▸ Exercise description: The whole of the data is to be reproduced exactly.
*** Given records Section Begins ***
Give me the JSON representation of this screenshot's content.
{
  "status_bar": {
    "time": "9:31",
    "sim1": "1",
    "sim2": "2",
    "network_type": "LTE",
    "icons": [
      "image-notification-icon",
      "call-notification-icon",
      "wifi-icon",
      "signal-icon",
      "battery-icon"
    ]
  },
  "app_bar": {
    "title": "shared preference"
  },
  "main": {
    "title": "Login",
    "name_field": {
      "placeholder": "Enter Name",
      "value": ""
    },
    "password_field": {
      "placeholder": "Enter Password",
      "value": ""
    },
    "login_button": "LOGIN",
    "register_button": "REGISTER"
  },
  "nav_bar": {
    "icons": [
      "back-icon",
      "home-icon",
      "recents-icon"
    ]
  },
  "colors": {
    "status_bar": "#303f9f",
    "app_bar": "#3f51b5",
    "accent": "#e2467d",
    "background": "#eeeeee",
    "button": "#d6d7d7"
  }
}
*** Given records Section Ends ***
▸ Solution:
Give me the JSON representation of this screenshot's content.
{
  "status_bar": {
    "time": "9:31",
    "sim1": "1",
    "sim2": "2",
    "network_type": "LTE",
    "icons": [
      "image-notification-icon",
      "call-notification-icon",
      "wifi-icon",
      "signal-icon",
      "battery-icon"
    ]
  },
  "app_bar": {
    "title": "shared preference"
  },
  "main": {
    "title": "Login",
    "name_field": {
      "placeholder": "Enter Name",
      "value": ""
    },
    "password_field": {
      "placeholder": "Enter Password",
      "value": ""
    },
    "login_button": "LOGIN",
    "register_button": "REGISTER"
  },
  "nav_bar": {
    "icons": [
      "back-icon",
      "home-icon",
      "recents-icon"
    ]
  },
  "colors": {
    "status_bar": "#303f9f",
    "app_bar": "#3f51b5",
    "accent": "#e2467d",
    "background": "#eeeeee",
    "button": "#d6d7d7"
  }
}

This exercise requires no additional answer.